START Source records
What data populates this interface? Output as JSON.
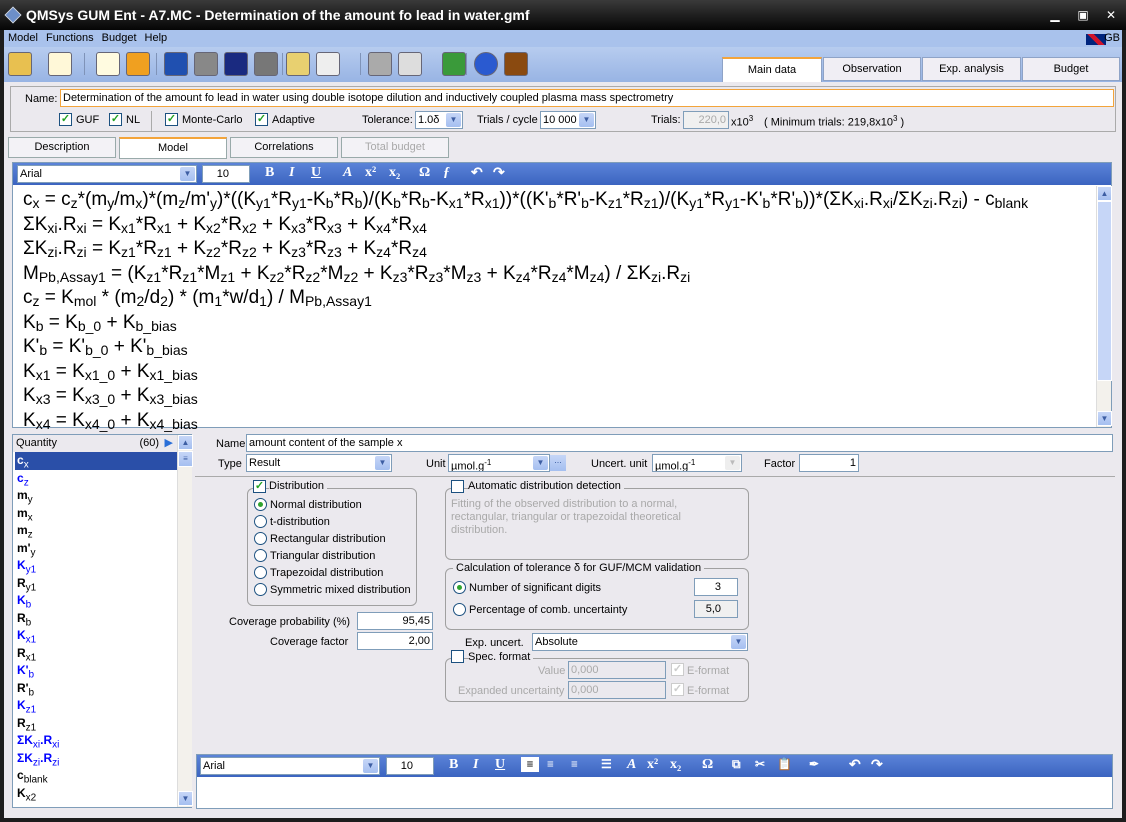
{
  "window": {
    "title": "QMSys GUM Ent - A7.MC - Determination of the amount fo lead in water.gmf",
    "lang": "GB"
  },
  "menu": [
    "Model",
    "Functions",
    "Budget",
    "Help"
  ],
  "toolbar_icons": [
    "open-folder-icon",
    "new-file-icon",
    "recalculate-icon",
    "monte-carlo-icon",
    "delete-icon",
    "save-icon",
    "save-as-icon",
    "close-icon",
    "settings-icon",
    "copy-icon",
    "calculator-icon",
    "print-icon",
    "export-excel-icon",
    "help-icon",
    "exit-icon"
  ],
  "main_tabs": [
    {
      "label": "Main data",
      "active": true
    },
    {
      "label": "Observation"
    },
    {
      "label": "Exp. analysis"
    },
    {
      "label": "Budget"
    }
  ],
  "name_row": {
    "label": "Name:",
    "value": "Determination of the amount fo lead in water using double isotope dilution and inductively coupled plasma mass spectrometry"
  },
  "options": {
    "guf": "GUF",
    "nl": "NL",
    "monte_carlo": "Monte-Carlo",
    "adaptive": "Adaptive",
    "tolerance_label": "Tolerance:",
    "tolerance": "1.0δ",
    "trials_cycle_label": "Trials / cycle",
    "trials_cycle": "10 000",
    "trials_label": "Trials:",
    "trials": "220,0",
    "trials_unit": "x10",
    "trials_exp": "3",
    "min_trials": "( Minimum trials: 219,8x10",
    "min_trials_end": ")"
  },
  "sub_tabs": [
    {
      "label": "Description"
    },
    {
      "label": "Model",
      "active": true
    },
    {
      "label": "Correlations"
    },
    {
      "label": "Total budget",
      "disabled": true
    }
  ],
  "editor": {
    "font": "Arial",
    "size": "10"
  },
  "equations": [
    "c_{x} = c_{z}*(m_{y}/m_{x})*(m_{z}/m'_{y})*((K_{y1}*R_{y1}-K_{b}*R_{b})/(K_{b}*R_{b}-K_{x1}*R_{x1}))*((K'_{b}*R'_{b}-K_{z1}*R_{z1})/(K_{y1}*R_{y1}-K'_{b}*R'_{b}))*(ΣK_{xi}.R_{xi}/ΣK_{zi}.R_{zi}) - c_{blank}",
    "ΣK_{xi}.R_{xi} = K_{x1}*R_{x1} + K_{x2}*R_{x2} + K_{x3}*R_{x3} + K_{x4}*R_{x4}",
    "ΣK_{zi}.R_{zi} = K_{z1}*R_{z1} + K_{z2}*R_{z2} + K_{z3}*R_{z3} + K_{z4}*R_{z4}",
    "M_{Pb,Assay1} = (K_{z1}*R_{z1}*M_{z1} + K_{z2}*R_{z2}*M_{z2} + K_{z3}*R_{z3}*M_{z3} + K_{z4}*R_{z4}*M_{z4}) / ΣK_{zi}.R_{zi}",
    "c_{z} = K_{mol} * (m_{2}/d_{2}) * (m_{1}*w/d_{1}) / M_{Pb,Assay1}",
    "K_{b} = K_{b_0} + K_{b_bias}",
    "K'_{b} = K'_{b_0} + K'_{b_bias}",
    "K_{x1} = K_{x1_0} + K_{x1_bias}",
    "K_{x3} = K_{x3_0} + K_{x3_bias}",
    "K_{x4} = K_{x4_0} + K_{x4_bias}"
  ],
  "quantity_list": {
    "header": "Quantity",
    "count": "(60)",
    "items": [
      {
        "t": "c_{x}",
        "c": "sel"
      },
      {
        "t": "c_{z}",
        "c": "blue"
      },
      {
        "t": "m_{y}"
      },
      {
        "t": "m_{x}"
      },
      {
        "t": "m_{z}"
      },
      {
        "t": "m'_{y}"
      },
      {
        "t": "K_{y1}",
        "c": "blue"
      },
      {
        "t": "R_{y1}"
      },
      {
        "t": "K_{b}",
        "c": "blue"
      },
      {
        "t": "R_{b}"
      },
      {
        "t": "K_{x1}",
        "c": "blue"
      },
      {
        "t": "R_{x1}"
      },
      {
        "t": "K'_{b}",
        "c": "blue"
      },
      {
        "t": "R'_{b}"
      },
      {
        "t": "K_{z1}",
        "c": "blue"
      },
      {
        "t": "R_{z1}"
      },
      {
        "t": "ΣK_{xi}.R_{xi}",
        "c": "blue"
      },
      {
        "t": "ΣK_{zi}.R_{zi}",
        "c": "blue"
      },
      {
        "t": "c_{blank}"
      },
      {
        "t": "K_{x2}"
      }
    ]
  },
  "quantity": {
    "name_label": "Name",
    "name": "amount content of the sample x",
    "type_label": "Type",
    "type": "Result",
    "unit_label": "Unit",
    "unit": "µmol.g",
    "unit_exp": "-1",
    "uncert_unit_label": "Uncert. unit",
    "uncert_unit": "µmol.g",
    "factor_label": "Factor",
    "factor": "1",
    "distribution_label": "Distribution",
    "distributions": [
      "Normal distribution",
      "t-distribution",
      "Rectangular distribution",
      "Triangular distribution",
      "Trapezoidal distribution",
      "Symmetric mixed distribution"
    ],
    "selected_distribution": 0,
    "auto_detect_label": "Automatic distribution detection",
    "auto_detect_text": [
      "Fitting of the observed distribution to a normal,",
      "rectangular, triangular or trapezoidal theoretical",
      "distribution."
    ],
    "tolerance_group": "Calculation of tolerance δ for GUF/MCM validation",
    "sig_digits_label": "Number of significant digits",
    "sig_digits": "3",
    "pct_label": "Percentage of comb. uncertainty",
    "pct": "5,0",
    "cov_prob_label": "Coverage probability (%)",
    "cov_prob": "95,45",
    "cov_factor_label": "Coverage factor",
    "cov_factor": "2,00",
    "exp_uncert_label": "Exp. uncert.",
    "exp_uncert": "Absolute",
    "spec_format_label": "Spec. format",
    "value_label": "Value",
    "value": "0,000",
    "exp_unc_label": "Expanded uncertainty",
    "exp_unc": "0,000",
    "eformat": "E-format"
  },
  "note_editor": {
    "font": "Arial",
    "size": "10"
  },
  "colors": {
    "accent_tab": "#f3a43b",
    "selection": "#2a4fa8",
    "blue_item": "#0000ff"
  }
}
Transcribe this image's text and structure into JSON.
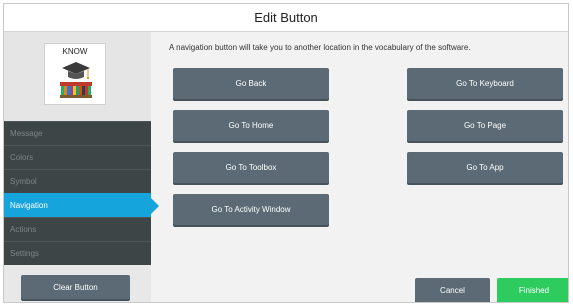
{
  "dialog": {
    "title": "Edit Button"
  },
  "preview": {
    "label": "KNOW",
    "symbol_icon": "graduation-cap-books-icon"
  },
  "sidebar": {
    "menu": [
      {
        "label": "Message",
        "active": false
      },
      {
        "label": "Colors",
        "active": false
      },
      {
        "label": "Symbol",
        "active": false
      },
      {
        "label": "Navigation",
        "active": true
      },
      {
        "label": "Actions",
        "active": false
      },
      {
        "label": "Settings",
        "active": false
      }
    ],
    "clear_button": "Clear Button"
  },
  "navigation": {
    "instructions": "A navigation button will take you to another location in the vocabulary of the software.",
    "buttons": {
      "go_back": "Go Back",
      "go_to_keyboard": "Go To Keyboard",
      "go_to_home": "Go To Home",
      "go_to_page": "Go To Page",
      "go_to_toolbox": "Go To Toolbox",
      "go_to_app": "Go To App",
      "go_to_activity_window": "Go To Activity Window"
    }
  },
  "footer": {
    "cancel": "Cancel",
    "finished": "Finished"
  },
  "colors": {
    "active_tab": "#16a4dc",
    "menu_bg": "#3e4547",
    "button_gray": "#5b6a74",
    "finished_green": "#2ecc5e"
  }
}
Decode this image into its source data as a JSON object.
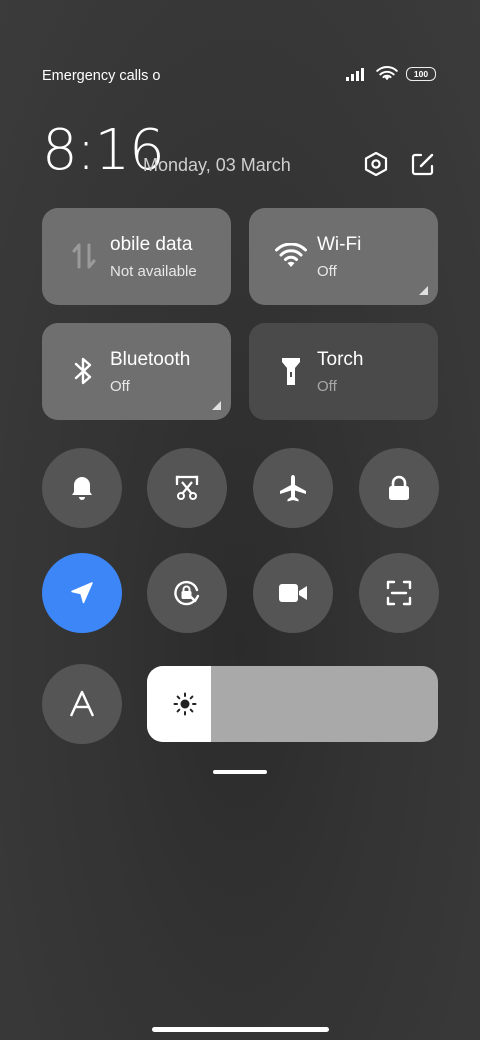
{
  "status_bar": {
    "carrier": "Emergency calls o",
    "battery": "100"
  },
  "header": {
    "time": "8:16",
    "date": "Monday, 03 March"
  },
  "tiles": [
    {
      "title": "obile data",
      "subtitle": "Not available",
      "icon": "mobile-data-icon",
      "state": "on"
    },
    {
      "title": "Wi-Fi",
      "subtitle": "Off",
      "icon": "wifi-icon",
      "state": "on"
    },
    {
      "title": "Bluetooth",
      "subtitle": "Off",
      "icon": "bluetooth-icon",
      "state": "on"
    },
    {
      "title": "Torch",
      "subtitle": "Off",
      "icon": "torch-icon",
      "state": "off"
    }
  ],
  "toggles": [
    {
      "icon": "bell-icon",
      "active": false
    },
    {
      "icon": "screenshot-scissors-icon",
      "active": false
    },
    {
      "icon": "airplane-icon",
      "active": false
    },
    {
      "icon": "lock-icon",
      "active": false
    },
    {
      "icon": "location-icon",
      "active": true
    },
    {
      "icon": "rotation-lock-icon",
      "active": false
    },
    {
      "icon": "video-camera-icon",
      "active": false
    },
    {
      "icon": "scan-icon",
      "active": false
    },
    {
      "icon": "font-a-icon",
      "active": false
    }
  ],
  "brightness": {
    "level": 0.22
  },
  "colors": {
    "accent": "#3d86f8",
    "tile_on": "#6f6f6f",
    "tile_off": "#4a4a4a",
    "circle": "#555555"
  }
}
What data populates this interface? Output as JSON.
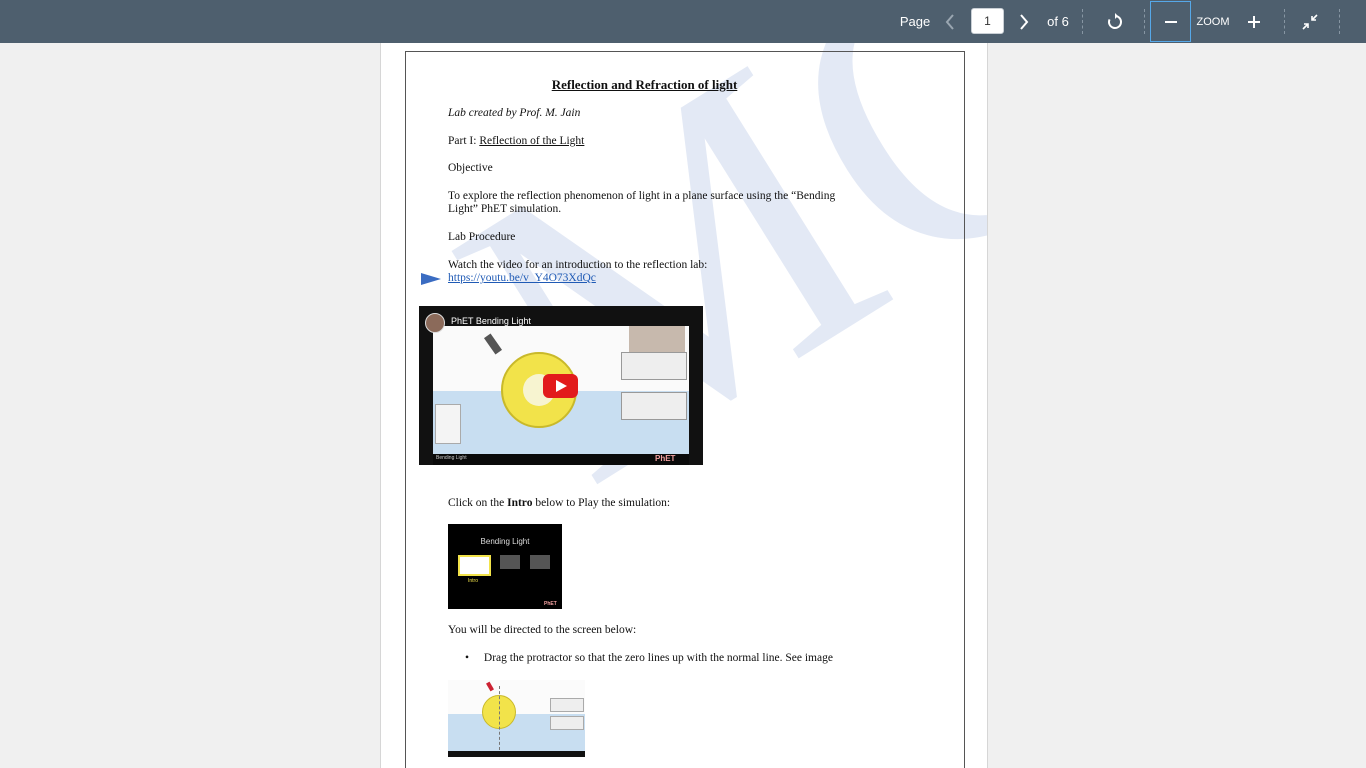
{
  "toolbar": {
    "page_label": "Page",
    "current_page": "1",
    "page_count_label": "of 6",
    "zoom_label": "ZOOM"
  },
  "document": {
    "title": "Reflection and Refraction of light",
    "author_line": "Lab created by Prof. M. Jain",
    "part_prefix": "Part I: ",
    "part_title": "Reflection of the Light",
    "objective_heading": "Objective",
    "objective_line1": "To explore the reflection phenomenon of light in a plane surface using the “Bending",
    "objective_line2": "Light” PhET simulation.",
    "procedure_heading": "Lab Procedure",
    "video_intro": "Watch the video for an introduction to the reflection lab:",
    "video_link": "https://youtu.be/v_Y4O73XdQc",
    "video_title": "PhET Bending Light",
    "video_footer_label": "Bending Light",
    "video_brand": "PhET",
    "click_prefix": "Click on the ",
    "click_bold": "Intro",
    "click_suffix": " below to Play the simulation:",
    "intro_thumb_title": "Bending Light",
    "intro_thumb_label": "Intro",
    "intro_thumb_brand": "PhET",
    "directed_text": "You will be directed to the screen below:",
    "bullet_1": "Drag the protractor so that the zero lines up with the normal line. See image",
    "watermark": "MCC"
  },
  "colors": {
    "toolbar_bg": "#4e5f6e",
    "link": "#1f5ab5",
    "focus_outline": "#56a8e8"
  }
}
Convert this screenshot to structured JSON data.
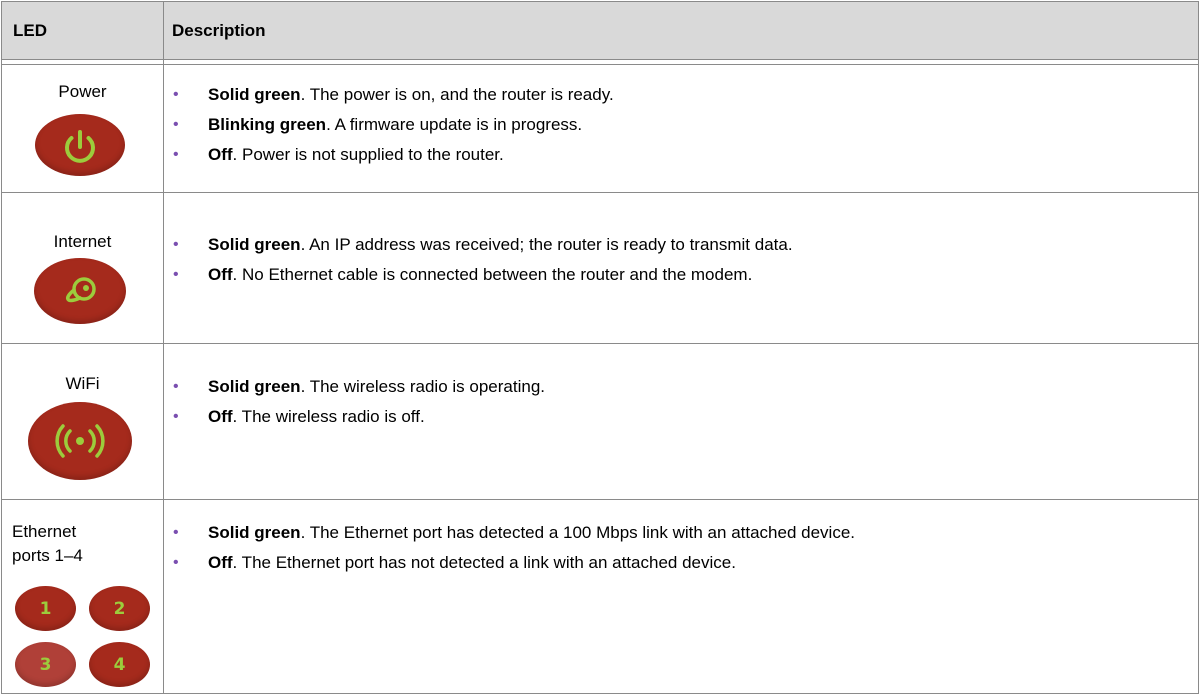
{
  "table": {
    "header": {
      "led": "LED",
      "description": "Description"
    },
    "rows": [
      {
        "led_label": "Power",
        "led_icon": "power-icon",
        "items": [
          {
            "bold": "Solid green",
            "text": ". The power is on, and the router is ready."
          },
          {
            "bold": "Blinking green",
            "text": ". A firmware update is in progress."
          },
          {
            "bold": "Off",
            "text": ". Power is not supplied to the router."
          }
        ]
      },
      {
        "led_label": "Internet",
        "led_icon": "internet-globe-icon",
        "items": [
          {
            "bold": "Solid green",
            "text": ". An IP address was received; the router is ready to transmit data."
          },
          {
            "bold": "Off",
            "text": ". No Ethernet cable is connected between the router and the modem."
          }
        ]
      },
      {
        "led_label": "WiFi",
        "led_icon": "wifi-radio-icon",
        "items": [
          {
            "bold": "Solid green",
            "text": ". The wireless radio is operating."
          },
          {
            "bold": "Off",
            "text": ". The wireless radio is off."
          }
        ]
      },
      {
        "led_label_line1": "Ethernet",
        "led_label_line2": "ports 1–4",
        "port_numbers": [
          "1",
          "2",
          "3",
          "4"
        ],
        "items": [
          {
            "bold": "Solid green",
            "text": ". The Ethernet port has detected a 100 Mbps link with an attached device."
          },
          {
            "bold": "Off",
            "text": ". The Ethernet port has not detected a link with an attached device."
          }
        ]
      }
    ]
  },
  "colors": {
    "header_bg": "#d9d9d9",
    "led_red": "#a52a1c",
    "led_green": "#9ccc3c",
    "bullet_purple": "#7a4fb0",
    "border": "#8a8a8a"
  }
}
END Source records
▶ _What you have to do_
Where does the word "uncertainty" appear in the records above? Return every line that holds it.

▶ _Reply_
    "pct_label": "Percentage of comb. uncertainty",
    "exp_unc_label": "Expanded uncertainty",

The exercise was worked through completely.